This project excited me because it enabled me to explore my interest in global health. One of the primary reasons I chose to enter the medical field, and to attend UCSF in particular, was to improve the lives of the medically undeserved. Although one does not have to look far to find undeserved patient populations in North America, the developing world presents a number of unique challenges, especially in terms of healthcare availability. The extreme shortage of specialists in Kenya is one of the many issues.
I find the FACES program, and the Uliza! hotline especially, to be a particularly promising solution to the shortage of HIV/AIDS specialists in Kenya. However, one potential obstacle that Uliza! and similar projects face is a lack of studies to determine the effective aspects of the program, as well as the potential shortcomings. Regardless of how well thought-out and operated a global health project may be, there must always be ways in which it can be improved upon. In the case of Uliza!, an up-to-date study was needed to identify the successes and weaknesses of the project. For example, identifying the barriers to Uliza! usage, the impact of Uliza!, and the most often requested information from Uliza! clinicians could enable Uliza! staff to make it easier for healthcare providers to access the service, as well as to maximize the benefit that providers receive from the service. It is my hope that this project will lead to changes in Uliza! that ultimately improves patient care.
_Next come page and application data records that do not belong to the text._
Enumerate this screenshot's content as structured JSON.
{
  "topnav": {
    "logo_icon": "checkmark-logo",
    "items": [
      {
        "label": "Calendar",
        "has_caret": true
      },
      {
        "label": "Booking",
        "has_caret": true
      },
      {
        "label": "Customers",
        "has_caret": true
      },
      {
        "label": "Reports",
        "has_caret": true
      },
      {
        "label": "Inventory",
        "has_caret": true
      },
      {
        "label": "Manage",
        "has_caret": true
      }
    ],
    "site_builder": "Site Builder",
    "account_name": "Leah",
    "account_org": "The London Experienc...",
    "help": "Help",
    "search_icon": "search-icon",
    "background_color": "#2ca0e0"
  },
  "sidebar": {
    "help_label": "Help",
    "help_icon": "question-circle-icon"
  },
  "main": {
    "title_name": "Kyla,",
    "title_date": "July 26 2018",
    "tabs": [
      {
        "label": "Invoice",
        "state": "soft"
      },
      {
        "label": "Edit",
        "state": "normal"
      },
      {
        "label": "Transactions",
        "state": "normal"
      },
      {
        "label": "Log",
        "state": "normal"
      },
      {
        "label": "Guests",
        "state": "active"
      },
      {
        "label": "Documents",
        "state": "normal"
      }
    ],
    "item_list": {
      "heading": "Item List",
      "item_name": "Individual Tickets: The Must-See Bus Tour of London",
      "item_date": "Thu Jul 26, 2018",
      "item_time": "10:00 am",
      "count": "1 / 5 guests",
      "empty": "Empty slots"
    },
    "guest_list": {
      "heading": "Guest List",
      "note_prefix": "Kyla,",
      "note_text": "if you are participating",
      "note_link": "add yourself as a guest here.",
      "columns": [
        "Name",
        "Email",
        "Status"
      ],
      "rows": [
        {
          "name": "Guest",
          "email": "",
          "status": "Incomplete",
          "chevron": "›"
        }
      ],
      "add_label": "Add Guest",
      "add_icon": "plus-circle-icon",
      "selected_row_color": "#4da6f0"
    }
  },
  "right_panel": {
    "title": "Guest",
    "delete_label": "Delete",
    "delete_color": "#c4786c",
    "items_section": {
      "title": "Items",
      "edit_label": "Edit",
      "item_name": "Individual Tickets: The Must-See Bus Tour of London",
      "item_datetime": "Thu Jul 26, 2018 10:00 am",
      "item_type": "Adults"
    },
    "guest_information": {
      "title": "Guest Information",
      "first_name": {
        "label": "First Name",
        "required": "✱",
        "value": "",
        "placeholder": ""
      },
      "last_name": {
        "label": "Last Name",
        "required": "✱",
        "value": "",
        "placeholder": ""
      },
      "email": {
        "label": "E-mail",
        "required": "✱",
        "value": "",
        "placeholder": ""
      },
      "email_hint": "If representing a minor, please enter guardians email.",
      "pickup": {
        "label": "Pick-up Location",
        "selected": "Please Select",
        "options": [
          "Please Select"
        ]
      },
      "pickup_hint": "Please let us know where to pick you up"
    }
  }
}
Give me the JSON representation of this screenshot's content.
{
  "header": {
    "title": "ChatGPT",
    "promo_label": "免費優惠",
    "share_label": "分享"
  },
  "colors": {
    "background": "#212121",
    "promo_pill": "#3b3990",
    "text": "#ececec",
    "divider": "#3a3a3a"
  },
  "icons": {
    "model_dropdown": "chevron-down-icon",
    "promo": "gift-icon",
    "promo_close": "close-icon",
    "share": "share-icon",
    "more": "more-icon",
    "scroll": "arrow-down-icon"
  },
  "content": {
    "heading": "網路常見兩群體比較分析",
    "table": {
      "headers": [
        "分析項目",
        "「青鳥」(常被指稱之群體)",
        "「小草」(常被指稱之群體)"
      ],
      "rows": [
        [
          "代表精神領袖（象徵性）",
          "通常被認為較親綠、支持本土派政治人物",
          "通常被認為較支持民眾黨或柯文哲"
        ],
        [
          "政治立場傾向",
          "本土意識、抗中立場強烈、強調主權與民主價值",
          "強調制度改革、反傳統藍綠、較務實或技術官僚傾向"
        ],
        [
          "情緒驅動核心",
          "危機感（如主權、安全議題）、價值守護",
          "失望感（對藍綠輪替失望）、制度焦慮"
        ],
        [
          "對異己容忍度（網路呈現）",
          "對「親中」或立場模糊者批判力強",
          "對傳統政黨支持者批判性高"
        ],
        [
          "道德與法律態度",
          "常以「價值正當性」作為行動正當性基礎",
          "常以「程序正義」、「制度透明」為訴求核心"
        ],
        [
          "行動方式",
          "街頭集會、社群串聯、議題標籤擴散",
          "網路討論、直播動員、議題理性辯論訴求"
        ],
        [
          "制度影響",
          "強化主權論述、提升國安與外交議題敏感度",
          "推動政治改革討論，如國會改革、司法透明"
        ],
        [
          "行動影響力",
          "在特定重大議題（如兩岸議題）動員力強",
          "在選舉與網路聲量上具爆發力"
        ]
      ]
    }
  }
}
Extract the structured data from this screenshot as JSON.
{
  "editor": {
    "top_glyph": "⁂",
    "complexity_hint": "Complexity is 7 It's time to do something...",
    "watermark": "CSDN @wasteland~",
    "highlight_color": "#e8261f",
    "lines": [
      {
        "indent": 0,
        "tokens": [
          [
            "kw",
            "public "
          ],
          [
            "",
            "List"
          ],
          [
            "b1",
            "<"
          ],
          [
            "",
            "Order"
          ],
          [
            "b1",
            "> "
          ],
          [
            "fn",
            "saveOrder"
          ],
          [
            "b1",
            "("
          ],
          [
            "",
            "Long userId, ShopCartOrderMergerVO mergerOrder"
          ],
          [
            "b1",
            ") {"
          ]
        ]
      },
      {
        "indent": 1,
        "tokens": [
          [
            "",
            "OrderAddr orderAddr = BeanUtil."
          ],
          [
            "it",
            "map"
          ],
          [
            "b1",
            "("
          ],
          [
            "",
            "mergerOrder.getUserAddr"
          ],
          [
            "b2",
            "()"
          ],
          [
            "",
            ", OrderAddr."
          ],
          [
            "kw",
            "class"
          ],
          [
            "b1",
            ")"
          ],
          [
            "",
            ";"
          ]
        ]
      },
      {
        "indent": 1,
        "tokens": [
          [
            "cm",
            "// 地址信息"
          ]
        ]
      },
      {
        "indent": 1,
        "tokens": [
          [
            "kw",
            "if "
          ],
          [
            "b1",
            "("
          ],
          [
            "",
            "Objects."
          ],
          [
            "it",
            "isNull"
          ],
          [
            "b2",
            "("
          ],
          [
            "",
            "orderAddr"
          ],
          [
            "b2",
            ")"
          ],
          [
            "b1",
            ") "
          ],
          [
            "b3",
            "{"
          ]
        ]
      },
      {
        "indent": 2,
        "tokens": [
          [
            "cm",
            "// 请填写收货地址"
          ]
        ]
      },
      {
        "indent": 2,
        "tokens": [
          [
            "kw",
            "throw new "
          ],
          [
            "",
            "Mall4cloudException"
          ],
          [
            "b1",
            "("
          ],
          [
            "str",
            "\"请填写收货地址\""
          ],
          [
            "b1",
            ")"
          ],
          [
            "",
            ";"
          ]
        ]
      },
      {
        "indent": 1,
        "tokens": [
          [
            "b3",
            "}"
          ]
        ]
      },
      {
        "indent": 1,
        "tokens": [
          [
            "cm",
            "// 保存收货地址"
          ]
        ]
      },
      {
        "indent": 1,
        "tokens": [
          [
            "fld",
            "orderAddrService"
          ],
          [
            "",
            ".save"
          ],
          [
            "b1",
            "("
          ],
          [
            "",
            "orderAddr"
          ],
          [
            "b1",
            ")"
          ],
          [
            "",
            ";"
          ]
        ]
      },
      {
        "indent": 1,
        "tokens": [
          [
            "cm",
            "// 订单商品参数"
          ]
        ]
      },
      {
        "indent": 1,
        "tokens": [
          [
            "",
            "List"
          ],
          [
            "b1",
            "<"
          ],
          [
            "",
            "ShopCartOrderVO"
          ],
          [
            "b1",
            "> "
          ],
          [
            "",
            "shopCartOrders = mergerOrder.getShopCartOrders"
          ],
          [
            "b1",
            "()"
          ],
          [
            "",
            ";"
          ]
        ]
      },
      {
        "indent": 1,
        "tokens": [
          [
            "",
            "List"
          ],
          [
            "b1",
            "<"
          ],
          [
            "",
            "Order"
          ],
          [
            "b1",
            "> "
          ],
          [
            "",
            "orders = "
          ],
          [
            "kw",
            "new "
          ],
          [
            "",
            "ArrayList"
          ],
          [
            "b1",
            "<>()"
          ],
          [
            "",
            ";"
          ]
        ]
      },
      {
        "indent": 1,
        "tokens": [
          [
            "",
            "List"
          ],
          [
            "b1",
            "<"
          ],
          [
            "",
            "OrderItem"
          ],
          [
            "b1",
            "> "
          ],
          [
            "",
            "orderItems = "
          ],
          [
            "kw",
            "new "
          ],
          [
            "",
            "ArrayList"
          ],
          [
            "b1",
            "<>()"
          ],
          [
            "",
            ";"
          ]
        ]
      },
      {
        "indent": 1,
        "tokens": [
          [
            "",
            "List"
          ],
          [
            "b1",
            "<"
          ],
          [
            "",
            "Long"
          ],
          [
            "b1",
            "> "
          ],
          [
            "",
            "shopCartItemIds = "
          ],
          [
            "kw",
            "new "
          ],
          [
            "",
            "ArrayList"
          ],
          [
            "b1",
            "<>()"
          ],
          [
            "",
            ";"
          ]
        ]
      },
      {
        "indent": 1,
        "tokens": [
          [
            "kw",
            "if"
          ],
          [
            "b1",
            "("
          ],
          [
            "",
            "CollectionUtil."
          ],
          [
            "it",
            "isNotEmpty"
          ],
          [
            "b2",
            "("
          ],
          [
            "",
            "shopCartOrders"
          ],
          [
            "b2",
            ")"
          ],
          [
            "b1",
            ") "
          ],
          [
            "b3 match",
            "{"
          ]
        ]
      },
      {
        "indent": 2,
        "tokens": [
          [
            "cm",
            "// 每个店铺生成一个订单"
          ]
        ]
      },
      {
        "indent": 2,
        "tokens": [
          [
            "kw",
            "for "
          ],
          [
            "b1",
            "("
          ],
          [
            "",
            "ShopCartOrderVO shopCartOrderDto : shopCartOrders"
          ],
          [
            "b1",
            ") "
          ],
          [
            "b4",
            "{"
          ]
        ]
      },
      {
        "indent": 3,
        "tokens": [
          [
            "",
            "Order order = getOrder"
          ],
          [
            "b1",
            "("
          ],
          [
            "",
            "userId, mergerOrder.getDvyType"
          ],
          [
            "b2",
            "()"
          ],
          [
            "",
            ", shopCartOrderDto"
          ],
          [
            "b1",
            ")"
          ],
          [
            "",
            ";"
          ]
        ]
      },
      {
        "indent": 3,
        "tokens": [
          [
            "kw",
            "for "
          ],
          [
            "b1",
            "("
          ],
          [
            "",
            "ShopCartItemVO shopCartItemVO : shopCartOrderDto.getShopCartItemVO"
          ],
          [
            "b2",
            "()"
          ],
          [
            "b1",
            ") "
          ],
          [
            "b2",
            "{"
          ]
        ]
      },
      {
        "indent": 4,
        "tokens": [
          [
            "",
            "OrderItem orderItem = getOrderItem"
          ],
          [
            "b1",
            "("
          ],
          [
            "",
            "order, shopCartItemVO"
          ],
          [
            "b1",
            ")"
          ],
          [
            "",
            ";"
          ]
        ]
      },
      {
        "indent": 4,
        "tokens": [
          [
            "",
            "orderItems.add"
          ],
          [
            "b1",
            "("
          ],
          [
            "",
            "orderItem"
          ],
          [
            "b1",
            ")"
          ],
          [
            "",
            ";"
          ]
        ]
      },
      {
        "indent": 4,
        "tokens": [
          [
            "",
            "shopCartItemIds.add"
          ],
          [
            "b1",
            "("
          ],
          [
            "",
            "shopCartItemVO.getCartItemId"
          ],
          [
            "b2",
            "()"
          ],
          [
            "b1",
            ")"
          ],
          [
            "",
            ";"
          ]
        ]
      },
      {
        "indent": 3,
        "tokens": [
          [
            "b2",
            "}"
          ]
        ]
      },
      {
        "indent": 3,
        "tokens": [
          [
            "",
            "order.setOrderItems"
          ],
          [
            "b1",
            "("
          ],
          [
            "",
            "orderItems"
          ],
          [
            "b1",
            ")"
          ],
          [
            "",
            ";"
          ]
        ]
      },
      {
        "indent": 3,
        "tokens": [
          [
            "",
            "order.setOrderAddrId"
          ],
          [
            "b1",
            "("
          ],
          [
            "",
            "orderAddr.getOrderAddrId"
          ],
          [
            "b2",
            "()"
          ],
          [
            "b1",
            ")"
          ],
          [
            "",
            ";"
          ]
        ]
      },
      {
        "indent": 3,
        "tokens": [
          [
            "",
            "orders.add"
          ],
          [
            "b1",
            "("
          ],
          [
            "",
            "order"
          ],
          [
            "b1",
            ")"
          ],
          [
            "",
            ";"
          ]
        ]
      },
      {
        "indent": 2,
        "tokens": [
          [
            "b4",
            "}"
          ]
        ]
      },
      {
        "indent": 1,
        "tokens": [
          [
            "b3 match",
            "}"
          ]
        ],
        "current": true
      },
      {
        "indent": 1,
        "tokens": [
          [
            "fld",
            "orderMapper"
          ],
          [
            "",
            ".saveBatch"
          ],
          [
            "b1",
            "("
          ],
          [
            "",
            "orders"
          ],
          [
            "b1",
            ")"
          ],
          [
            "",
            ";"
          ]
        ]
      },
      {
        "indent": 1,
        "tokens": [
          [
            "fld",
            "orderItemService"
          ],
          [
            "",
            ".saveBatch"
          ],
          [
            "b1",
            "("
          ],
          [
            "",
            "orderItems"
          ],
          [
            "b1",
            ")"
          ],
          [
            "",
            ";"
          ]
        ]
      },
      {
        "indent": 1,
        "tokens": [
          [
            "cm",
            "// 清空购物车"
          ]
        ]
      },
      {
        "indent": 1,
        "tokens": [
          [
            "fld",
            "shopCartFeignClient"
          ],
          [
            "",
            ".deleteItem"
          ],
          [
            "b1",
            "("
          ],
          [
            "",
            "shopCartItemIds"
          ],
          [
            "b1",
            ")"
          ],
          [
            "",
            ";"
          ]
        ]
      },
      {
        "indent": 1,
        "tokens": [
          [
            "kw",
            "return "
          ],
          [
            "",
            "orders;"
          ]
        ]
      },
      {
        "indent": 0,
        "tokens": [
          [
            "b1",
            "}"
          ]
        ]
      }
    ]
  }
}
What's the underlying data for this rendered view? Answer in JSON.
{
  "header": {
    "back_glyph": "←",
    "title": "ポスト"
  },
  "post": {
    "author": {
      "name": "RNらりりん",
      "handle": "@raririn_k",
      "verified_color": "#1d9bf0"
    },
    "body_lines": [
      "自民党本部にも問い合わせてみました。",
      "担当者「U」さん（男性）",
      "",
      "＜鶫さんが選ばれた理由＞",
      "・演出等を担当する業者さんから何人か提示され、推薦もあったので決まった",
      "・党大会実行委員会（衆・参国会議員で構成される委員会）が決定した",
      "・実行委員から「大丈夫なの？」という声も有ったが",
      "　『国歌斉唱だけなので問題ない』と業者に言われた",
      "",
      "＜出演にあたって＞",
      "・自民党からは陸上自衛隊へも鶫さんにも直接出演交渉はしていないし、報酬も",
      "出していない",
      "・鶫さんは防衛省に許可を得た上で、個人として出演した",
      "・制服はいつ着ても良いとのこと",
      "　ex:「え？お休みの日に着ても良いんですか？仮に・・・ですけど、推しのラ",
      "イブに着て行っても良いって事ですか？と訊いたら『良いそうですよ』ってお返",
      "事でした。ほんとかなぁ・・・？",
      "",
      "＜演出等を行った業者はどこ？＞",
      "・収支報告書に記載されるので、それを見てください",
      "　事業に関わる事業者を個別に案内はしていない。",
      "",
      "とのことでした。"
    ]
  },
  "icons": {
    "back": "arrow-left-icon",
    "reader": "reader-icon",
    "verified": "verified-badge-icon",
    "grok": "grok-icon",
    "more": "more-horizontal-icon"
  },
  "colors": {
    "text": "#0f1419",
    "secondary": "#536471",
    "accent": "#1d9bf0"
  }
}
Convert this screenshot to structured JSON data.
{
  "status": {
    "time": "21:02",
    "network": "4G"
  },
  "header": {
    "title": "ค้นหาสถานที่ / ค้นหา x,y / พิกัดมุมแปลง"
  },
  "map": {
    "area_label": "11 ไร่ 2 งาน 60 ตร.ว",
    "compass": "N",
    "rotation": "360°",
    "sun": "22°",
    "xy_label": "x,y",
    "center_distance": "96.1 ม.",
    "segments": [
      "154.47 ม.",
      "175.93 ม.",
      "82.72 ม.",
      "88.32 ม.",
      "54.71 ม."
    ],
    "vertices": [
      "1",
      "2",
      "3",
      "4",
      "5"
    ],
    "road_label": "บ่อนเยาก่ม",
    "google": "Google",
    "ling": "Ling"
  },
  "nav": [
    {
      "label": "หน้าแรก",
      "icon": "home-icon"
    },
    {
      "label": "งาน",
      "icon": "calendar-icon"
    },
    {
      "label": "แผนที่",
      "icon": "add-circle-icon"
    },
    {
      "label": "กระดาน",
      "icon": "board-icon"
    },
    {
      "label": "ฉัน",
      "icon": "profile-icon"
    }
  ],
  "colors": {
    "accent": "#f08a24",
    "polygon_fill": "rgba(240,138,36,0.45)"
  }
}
I enjoyed working on this project because it allowed me to work closely with experienced global health personnel, as well as Kenyan healthcare providers. As a student planning on making global health a primary aspect of my future career, I am very interested in learning more about the day-to-day lives of these dedicated professionals. Through the Uliza! evaluation project, I was able to visit various Kenyan clinics and gain firsthand experience in healthcare in the developing world, as well as the logistics of operating a global health project. It was truly an invaluable experience.